    Great shots by the way. When you use off camera flash how far from the rider/track do you position the flash? Just asking for safety reasons?
    Cheers
    Rich

    Your very welcome. The best trails around here [north Yorkshire/Durham] is Hamsterley Forest. It can be hiving with bikers at the weekend as they take advantage of Descend Hamsterley which is an organization that build and maintain the trails and also provide uplifts. There are the usual XC trails however, the greatest photo opportunities are to be had on any of the 5/6 downhill trails which offer endless places to get various pictures at various angles.

    The position of the flash really depends on the setting, by setting I mean location. If it's under thick tree's [dark] then keeping it far from the rider is paramount so as not to have it flash close to their eyes and blind them. This may sound silly but riding in a dark environment and having flash in your eyes can seriously put a rider off. If it is being shot out in the open, as in the Danny Hart picture above, then it can be moved closer, but not to close that it shows in the picture. Having said that, some photographers like the effect the flash gives when included in the shot.

    Positioning is very important and equally the strength of the flash output. I find I really only need it for fill flash, just to A:freeze the rider and B:keep the tones in check.

    To much flash can overexpose the rider and underexpose the surrounding. Experiment, shoot loads and shoot loads more, trying different settings and you will finally master it.

    Another tip if not feeling confident with the flash, should the setting allow, is to UP your ISO. It can be pushed to as far as 2600 and give great results. Though, later in PS this noise can be removed.

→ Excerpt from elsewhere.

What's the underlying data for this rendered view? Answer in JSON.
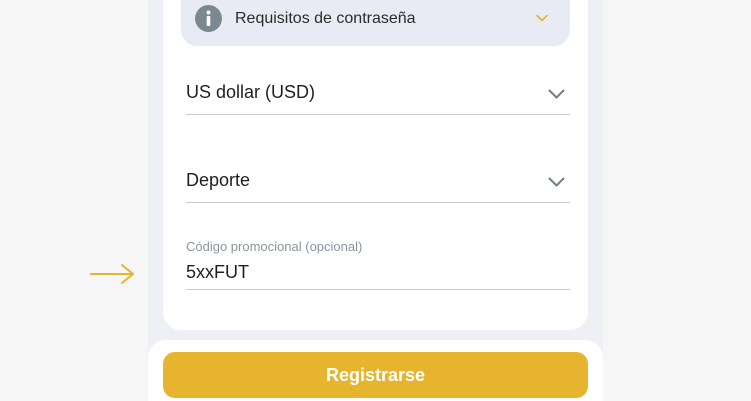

Agreed, ISO wont always give you what you need however, its worth baring in mind Smile

    I hope this helps,

    Be safe and be well

    Stevie

    Nick_w
    Nick_w e2 Member 73819 forum postsNick_w vcard England99 Constructive Critique Points
    17 Oct 2013 - 6:08 PM

    Do you have an example we can look at? Preferably with Exif Data?

    • «
    • 1
    • »

    Add a Comment

    You must be a member to leave a comment

    Username:
    Password:
    Remember me:
    Un-tick this box if you want to login each time you visit.